The hunt for terrorists lurking in the US has started to break down an old and needless wall in law enforcement. These days, local and state police increasingly are helping federal agents locate or catch illegal aliens.
Before Sept. 11, most police wanted little or nothing to do with enforcing the nation's immigration laws. Cities such as Chicago even have explicit "don't ask" policies for city employees, including police, in handling illegal immigrants.
But the US Department of Homeland Security needs more eyes and ears to locate more than 8 million illegal immigrants in the US, some of whom are suspected of plotting terrorist attacks. So the department has supported moves among the nation's 600,000 state and local law enforcement officers to add immigration crimes to the list of offenses they watch for.
Highway patrol officers in Alabama, for example, have partnered with Homeland Security, and now have authority to arrest and detain illegal immigrants. Just last month, police across the country assisted federal agents in locating some 2,000 illegal immigrants.
Critics are right to suggest, however, that such police action should take place only with safeguards in place to prevent racial profiling and after training in immigration law enforcement. Some immigration issues, such as overstaying a visa, are civil violations, not criminal, and involve complicated laws.
Further, many police officers have developed good relations with the immigrant community over time, and those relationships will need careful tending if more police begin arresting illegal immigrants.

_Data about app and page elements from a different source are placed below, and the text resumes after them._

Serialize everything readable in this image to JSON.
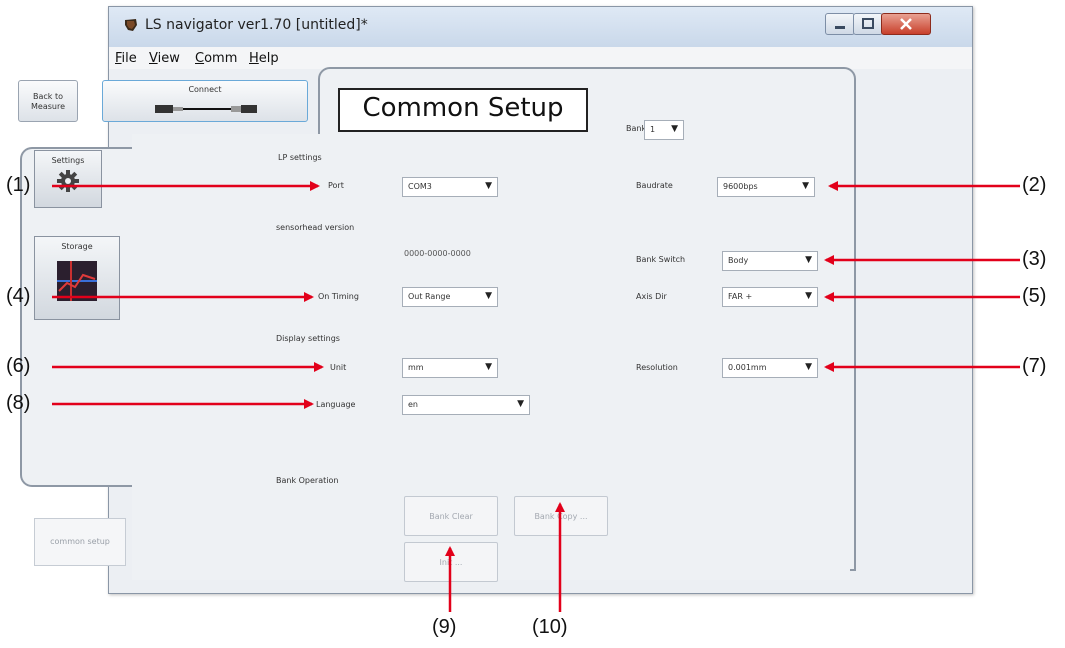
{
  "window": {
    "title": "LS navigator ver1.70 [untitled]*"
  },
  "menu": {
    "items": [
      {
        "key": "F",
        "rest": "ile"
      },
      {
        "key": "V",
        "rest": "iew"
      },
      {
        "key": "C",
        "rest": "omm"
      },
      {
        "key": "H",
        "rest": "elp"
      }
    ]
  },
  "toolbar": {
    "back_label_line1": "Back to",
    "back_label_line2": "Measure",
    "connect_label": "Connect"
  },
  "header": {
    "page_title": "Common Setup",
    "bank_label": "Bank",
    "bank_value": "1"
  },
  "sidebar": {
    "settings_label": "Settings",
    "storage_label": "Storage",
    "common_setup_label": "common setup"
  },
  "form": {
    "lp_settings_heading": "LP settings",
    "port_label": "Port",
    "port_value": "COM3",
    "baudrate_label": "Baudrate",
    "baudrate_value": "9600bps",
    "sensorhead_version_label": "sensorhead version",
    "sensorhead_version_value": "0000-0000-0000",
    "bank_switch_label": "Bank Switch",
    "bank_switch_value": "Body",
    "on_timing_label": "On Timing",
    "on_timing_value": "Out Range",
    "axis_dir_label": "Axis Dir",
    "axis_dir_value": "FAR +",
    "display_settings_heading": "Display settings",
    "unit_label": "Unit",
    "unit_value": "mm",
    "resolution_label": "Resolution",
    "resolution_value": "0.001mm",
    "language_label": "Language",
    "language_value": "en",
    "bank_operation_heading": "Bank Operation",
    "bank_clear_label": "Bank Clear",
    "bank_copy_label": "Bank Copy ...",
    "bank_init_label": "Init ..."
  },
  "annotations": {
    "c1": "(1)",
    "c2": "(2)",
    "c3": "(3)",
    "c4": "(4)",
    "c5": "(5)",
    "c6": "(6)",
    "c7": "(7)",
    "c8": "(8)",
    "c9": "(9)",
    "c10": "(10)"
  },
  "colors": {
    "arrow": "#e2001a",
    "window_frame": "#8a96a6",
    "connect_accent": "#6aa9d8"
  }
}
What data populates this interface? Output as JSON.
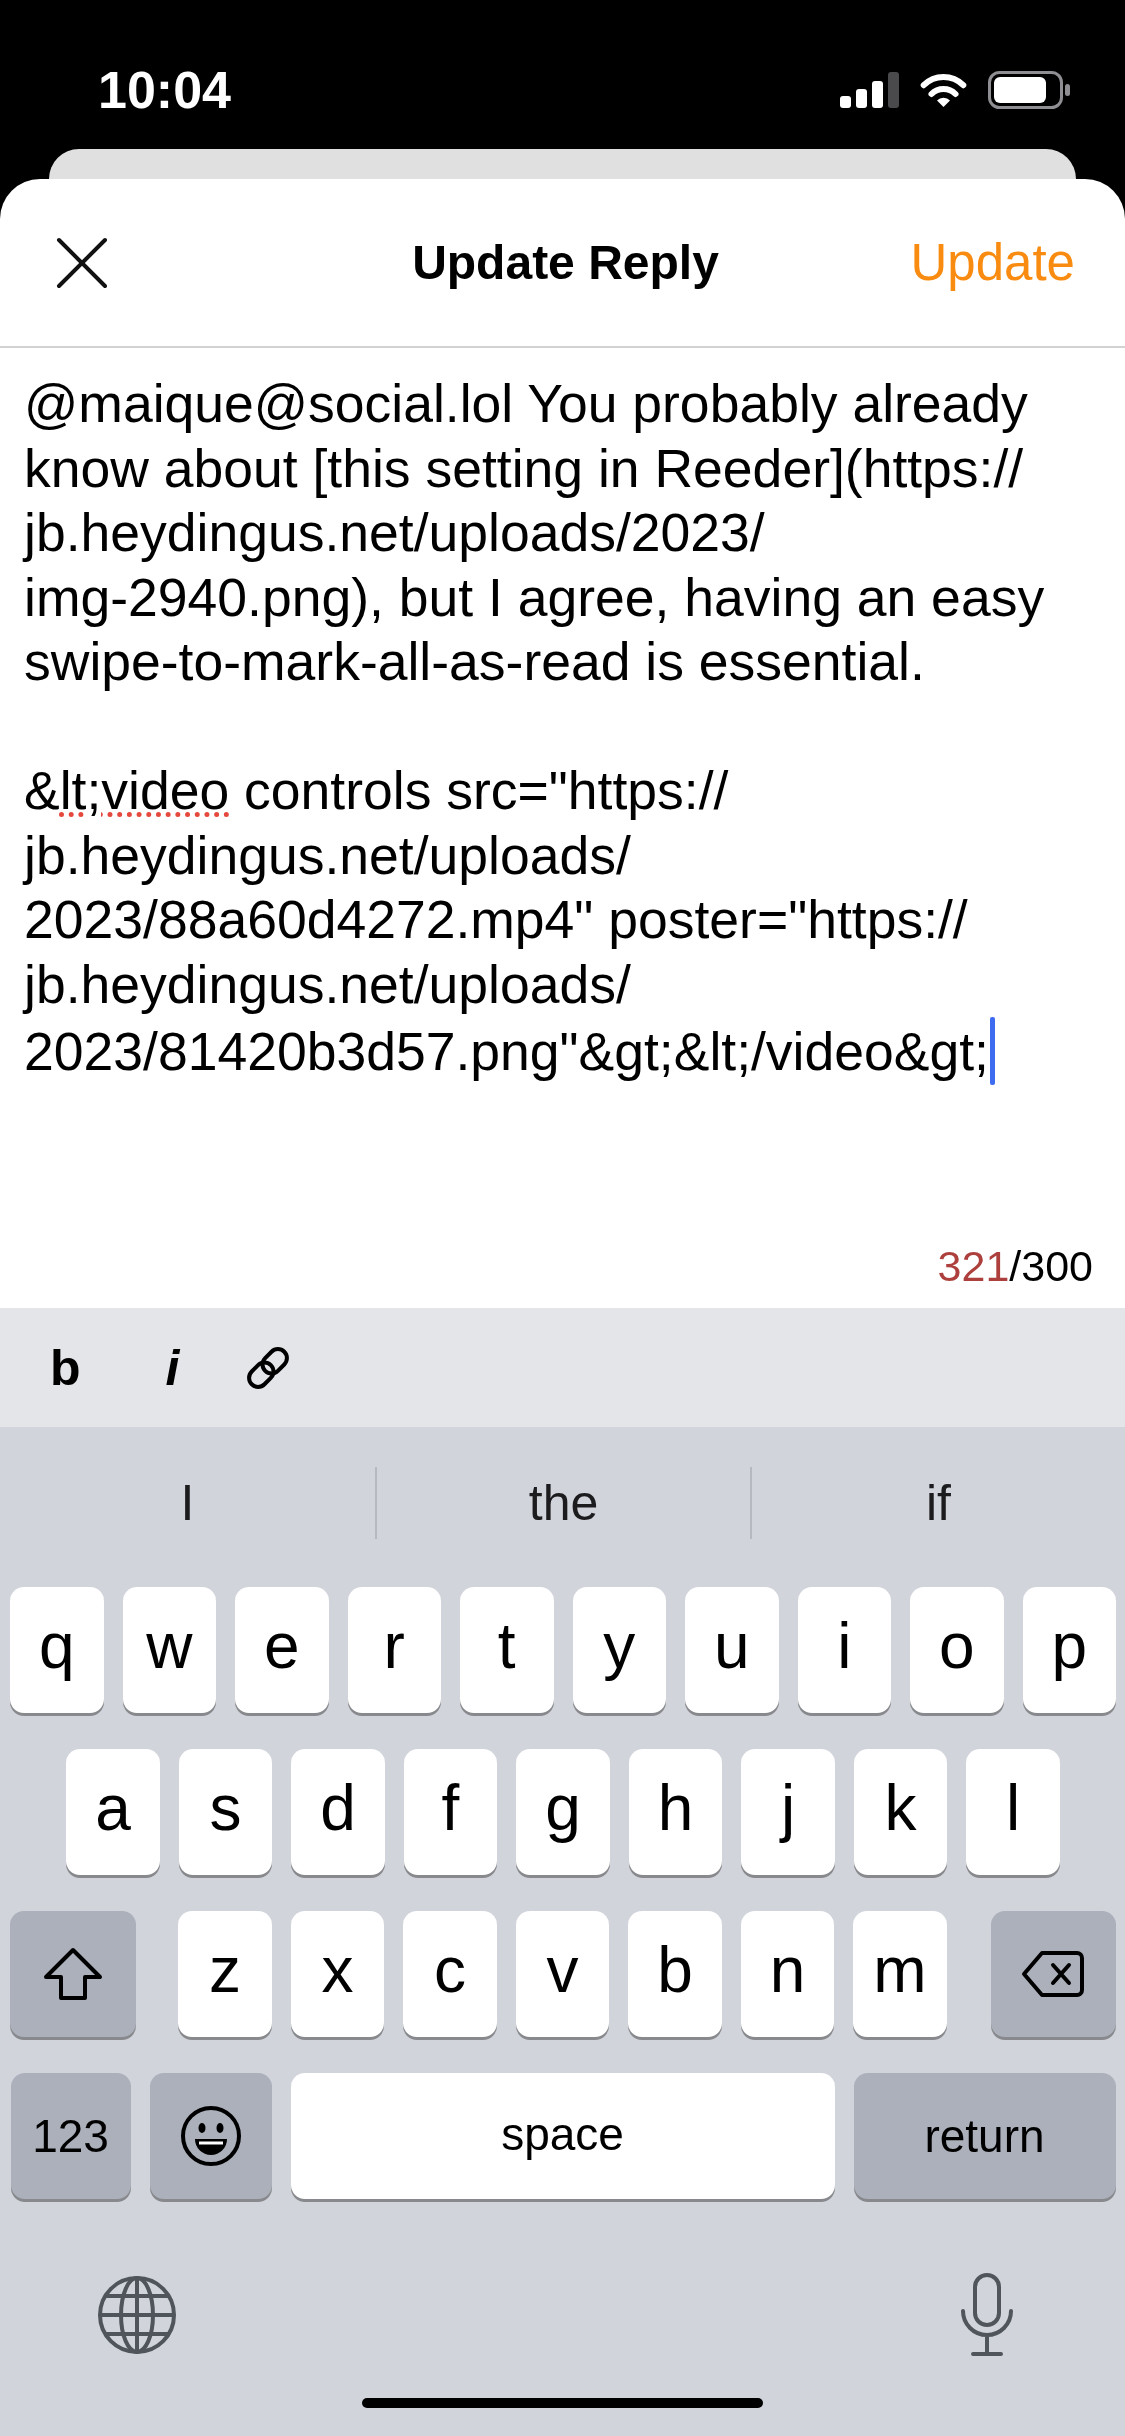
{
  "status_bar": {
    "time": "10:04"
  },
  "header": {
    "title": "Update Reply",
    "action": "Update"
  },
  "editor": {
    "segments": [
      {
        "text": "@maique@social.lol You probably already\nknow about [this setting in Reeder](https://\njb.heydingus.net/uploads/2023/\nimg-2940.png), but I agree, having an easy\nswipe-to-mark-all-as-read is essential.\n\n&",
        "misspelled": false
      },
      {
        "text": "lt;video",
        "misspelled": true
      },
      {
        "text": " controls src=\"https://\njb.heydingus.net/uploads/\n2023/88a60d4272.mp4\" poster=\"https://\njb.heydingus.net/uploads/\n2023/81420b3d57.png\"&gt;&lt;/video&gt;",
        "misspelled": false
      }
    ],
    "focused": true
  },
  "counter": {
    "count": "321",
    "limit": "/300",
    "over_limit": true
  },
  "format_toolbar": [
    {
      "kind": "bold",
      "label": "b"
    },
    {
      "kind": "italic",
      "label": "i"
    },
    {
      "kind": "link"
    }
  ],
  "keyboard": {
    "suggestions": [
      "I",
      "the",
      "if"
    ],
    "key_rows": [
      {
        "keys": [
          {
            "kind": "letter",
            "label": "q"
          },
          {
            "kind": "letter",
            "label": "w"
          },
          {
            "kind": "letter",
            "label": "e"
          },
          {
            "kind": "letter",
            "label": "r"
          },
          {
            "kind": "letter",
            "label": "t"
          },
          {
            "kind": "letter",
            "label": "y"
          },
          {
            "kind": "letter",
            "label": "u"
          },
          {
            "kind": "letter",
            "label": "i"
          },
          {
            "kind": "letter",
            "label": "o"
          },
          {
            "kind": "letter",
            "label": "p"
          }
        ]
      },
      {
        "keys": [
          {
            "kind": "letter",
            "label": "a"
          },
          {
            "kind": "letter",
            "label": "s"
          },
          {
            "kind": "letter",
            "label": "d"
          },
          {
            "kind": "letter",
            "label": "f"
          },
          {
            "kind": "letter",
            "label": "g"
          },
          {
            "kind": "letter",
            "label": "h"
          },
          {
            "kind": "letter",
            "label": "j"
          },
          {
            "kind": "letter",
            "label": "k"
          },
          {
            "kind": "letter",
            "label": "l"
          }
        ]
      },
      {
        "keys": [
          {
            "kind": "shift",
            "on": false
          },
          {
            "kind": "letter",
            "label": "z"
          },
          {
            "kind": "letter",
            "label": "x"
          },
          {
            "kind": "letter",
            "label": "c"
          },
          {
            "kind": "letter",
            "label": "v"
          },
          {
            "kind": "letter",
            "label": "b"
          },
          {
            "kind": "letter",
            "label": "n"
          },
          {
            "kind": "letter",
            "label": "m"
          },
          {
            "kind": "delete"
          }
        ]
      },
      {
        "keys": [
          {
            "kind": "numbers",
            "label": "123"
          },
          {
            "kind": "emoji"
          },
          {
            "kind": "space",
            "label": "space"
          },
          {
            "kind": "return",
            "label": "return"
          }
        ]
      }
    ]
  }
}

Still, enforcing US immigration laws at all levels of government is just the kind of cooperation that can help make the US safer.